Marsha P. Johnson, pictured above was the quintessential angry black transwoman who threw the brick that started the riot outside of the Stonewall Inn. She held her anger at police harassment, discrimination, and trans- and homophobia in until she finally could no longer do so without losing her sense of self. Then she strategically unleashed her rage to effect change, and never backed down from a fight from that moment on.
If you turn on the news or log on to social media, you are guaranteed to see one or two things: the new COVID-19 case count or something about racism in America. No matter how you identify, the current events in the world have affected you in some way.
This post was supposed to be about something different, but yesterday I was asked by someone who I considered a friend for the past fifteen years that cut deep. The question was,
"Why are Black women always so angry?"
After taking a day to gather my thoughts, this was my response, “I am a Black woman, and Black women are not always angry. Most Black women strategically think about the tone they are using before speaking so that we are not seen as angry. We hold our pain in and keep a smile on our face in public because we do not want to be seen as the angry Black woman. Imagine if every time you spoke, you had to represent everyone that looked like you, and one passionately voiced opinion makes you the angry black woman. I know that many will think this sounds crazy, but it is my reality and the reality of women that look like me.
Imagine if every time you spoke, you had to represent everyone that looked like you.
I remember being the only black nurse in my office, and one day, a patient just flat-out informed me that they did not want me to start their IV because I was only hired because of Affirmative Action. I was upset; however, I politely said “OK, sure let me locate another nurse.” As I walked out of that patient's room, another nurse must have said hello, but I did not see her. I was focused and needed to find the nurse in charge of that shift. At the end of that shift, I was pulled aside by the nurse who said hello and my supervisor because I had an attitude, and they wanted to know why.
I was confused because, after that incident, the other nurse and I took our lunch break together. Once I was informed that this encounter was based on me walking past the other nurse and not saying hello back, I explained the situation and that I honestly did not see or hear her.
Did I have an attitude? No! Was I upset? Yes!

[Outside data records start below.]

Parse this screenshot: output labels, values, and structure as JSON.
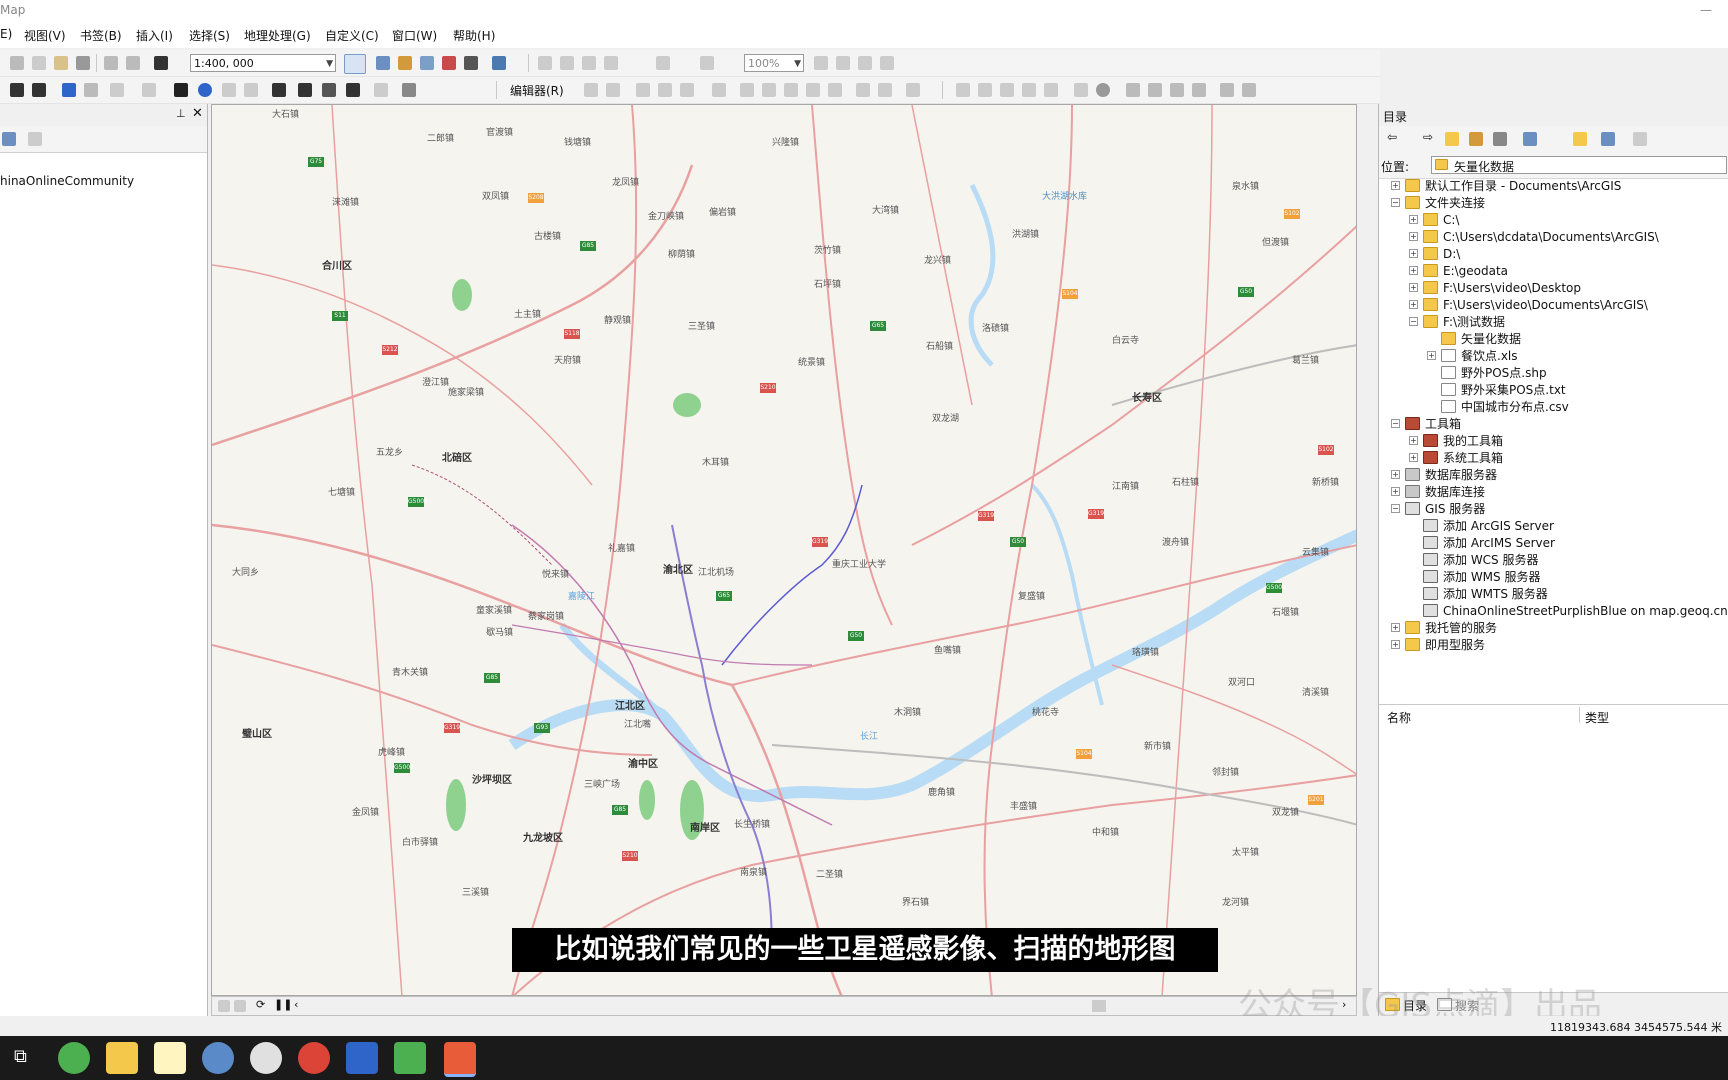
{
  "window": {
    "title": "Map"
  },
  "menu": [
    "E)",
    "视图(V)",
    "书签(B)",
    "插入(I)",
    "选择(S)",
    "地理处理(G)",
    "自定义(C)",
    "窗口(W)",
    "帮助(H)"
  ],
  "toolbar": {
    "scale": "1:400, 000",
    "zoom": "100%",
    "editor_label": "编辑器(R)"
  },
  "toc": {
    "layer_label": "hinaOnlineCommunity"
  },
  "map": {
    "districts": [
      "合川区",
      "北碚区",
      "渝北区",
      "江北区",
      "渝中区",
      "沙坪坝区",
      "九龙坡区",
      "南岸区",
      "长寿区",
      "璧山区"
    ],
    "places": [
      "大石镇",
      "二郎镇",
      "官渡镇",
      "钱塘镇",
      "涞滩镇",
      "双凤镇",
      "古楼镇",
      "龙凤镇",
      "金刀峡镇",
      "偏岩镇",
      "三圣镇",
      "静观镇",
      "天府镇",
      "柳荫镇",
      "龙兴镇",
      "石船镇",
      "洛碛镇",
      "木耳镇",
      "统景镇",
      "大湾镇",
      "兴隆镇",
      "茨竹镇",
      "石坪镇",
      "礼嘉镇",
      "悦来镇",
      "鱼嘴镇",
      "复盛镇",
      "长生桥镇",
      "二圣镇",
      "丰盛镇",
      "鹿角镇",
      "界石镇",
      "白市驿镇",
      "金凤镇",
      "青木关镇",
      "歇马镇",
      "澄江镇",
      "施家梁镇",
      "童家溪镇",
      "蔡家岗镇",
      "双龙湖",
      "南泉镇",
      "土主镇",
      "七塘镇",
      "五龙乡",
      "虎峰镇",
      "三溪镇",
      "大同乡",
      "重庆工业大学",
      "江北机场",
      "石柱镇",
      "珞璜镇",
      "木洞镇",
      "桃花寺",
      "双河口",
      "新市镇",
      "邻封镇",
      "云集镇",
      "但渡镇",
      "江南镇",
      "石堰镇",
      "渡舟镇",
      "葛兰镇",
      "龙河镇",
      "双龙镇",
      "太平镇",
      "清溪镇",
      "泉水镇",
      "新桥镇",
      "中和镇",
      "洪湖镇",
      "白云寺",
      "大洪湖水库"
    ],
    "rivers": [
      "长江",
      "嘉陵江"
    ],
    "labels": [
      "三峡广场",
      "江北嘴"
    ]
  },
  "subtitle": "比如说我们常见的一些卫星遥感影像、扫描的地形图",
  "watermark": "公众号【GIS点滴】出品",
  "catalog": {
    "title": "目录",
    "location_label": "位置:",
    "location_value": "矢量化数据",
    "tree": [
      {
        "label": "默认工作目录 - Documents\\ArcGIS",
        "level": 0,
        "icon": "folder",
        "exp": "+"
      },
      {
        "label": "文件夹连接",
        "level": 0,
        "icon": "folder",
        "exp": "-"
      },
      {
        "label": "C:\\",
        "level": 1,
        "icon": "folder",
        "exp": "+"
      },
      {
        "label": "C:\\Users\\dcdata\\Documents\\ArcGIS\\",
        "level": 1,
        "icon": "folder",
        "exp": "+"
      },
      {
        "label": "D:\\",
        "level": 1,
        "icon": "folder",
        "exp": "+"
      },
      {
        "label": "E:\\geodata",
        "level": 1,
        "icon": "folder",
        "exp": "+"
      },
      {
        "label": "F:\\Users\\video\\Desktop",
        "level": 1,
        "icon": "folder",
        "exp": "+"
      },
      {
        "label": "F:\\Users\\video\\Documents\\ArcGIS\\",
        "level": 1,
        "icon": "folder",
        "exp": "+"
      },
      {
        "label": "F:\\测试数据",
        "level": 1,
        "icon": "folder",
        "exp": "-"
      },
      {
        "label": "矢量化数据",
        "level": 2,
        "icon": "folder",
        "exp": ""
      },
      {
        "label": "餐饮点.xls",
        "level": 2,
        "icon": "file",
        "exp": "+"
      },
      {
        "label": "野外POS点.shp",
        "level": 2,
        "icon": "file",
        "exp": ""
      },
      {
        "label": "野外采集POS点.txt",
        "level": 2,
        "icon": "file",
        "exp": ""
      },
      {
        "label": "中国城市分布点.csv",
        "level": 2,
        "icon": "file",
        "exp": ""
      },
      {
        "label": "工具箱",
        "level": 0,
        "icon": "tool",
        "exp": "-"
      },
      {
        "label": "我的工具箱",
        "level": 1,
        "icon": "tool",
        "exp": "+"
      },
      {
        "label": "系统工具箱",
        "level": 1,
        "icon": "tool",
        "exp": "+"
      },
      {
        "label": "数据库服务器",
        "level": 0,
        "icon": "db",
        "exp": "+"
      },
      {
        "label": "数据库连接",
        "level": 0,
        "icon": "db",
        "exp": "+"
      },
      {
        "label": "GIS 服务器",
        "level": 0,
        "icon": "server",
        "exp": "-"
      },
      {
        "label": "添加 ArcGIS Server",
        "level": 1,
        "icon": "server",
        "exp": ""
      },
      {
        "label": "添加 ArcIMS Server",
        "level": 1,
        "icon": "server",
        "exp": ""
      },
      {
        "label": "添加 WCS 服务器",
        "level": 1,
        "icon": "server",
        "exp": ""
      },
      {
        "label": "添加 WMS 服务器",
        "level": 1,
        "icon": "server",
        "exp": ""
      },
      {
        "label": "添加 WMTS 服务器",
        "level": 1,
        "icon": "server",
        "exp": ""
      },
      {
        "label": "ChinaOnlineStreetPurplishBlue on map.geoq.cn",
        "level": 1,
        "icon": "server",
        "exp": ""
      },
      {
        "label": "我托管的服务",
        "level": 0,
        "icon": "folder",
        "exp": "+"
      },
      {
        "label": "即用型服务",
        "level": 0,
        "icon": "folder",
        "exp": "+"
      }
    ],
    "columns": [
      "名称",
      "类型"
    ],
    "bottom_tabs": [
      "目录",
      "搜索"
    ]
  },
  "status": {
    "coords": "11819343.684  3454575.544 米"
  },
  "colors": {
    "road": "#e8a0a0",
    "water": "#b8dcf5",
    "green": "#8fd18f",
    "metro": "#8a7fd0"
  }
}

This was not the only experience I've had like this, but one of many. So no, all Black women are not angry; we are just like any other woman; we have emotions, and sometimes we can get angry. If you find yourself in a conversation with a Black woman and the dialogue makes you uncomfortable, do not assume she is angry. Turn it around and ask yourself, “Why am I uncomfortable?” Say excuse me and ask for clarification if you need to. The only way things will change is if we start having the conversations that make us a little uncomfortable.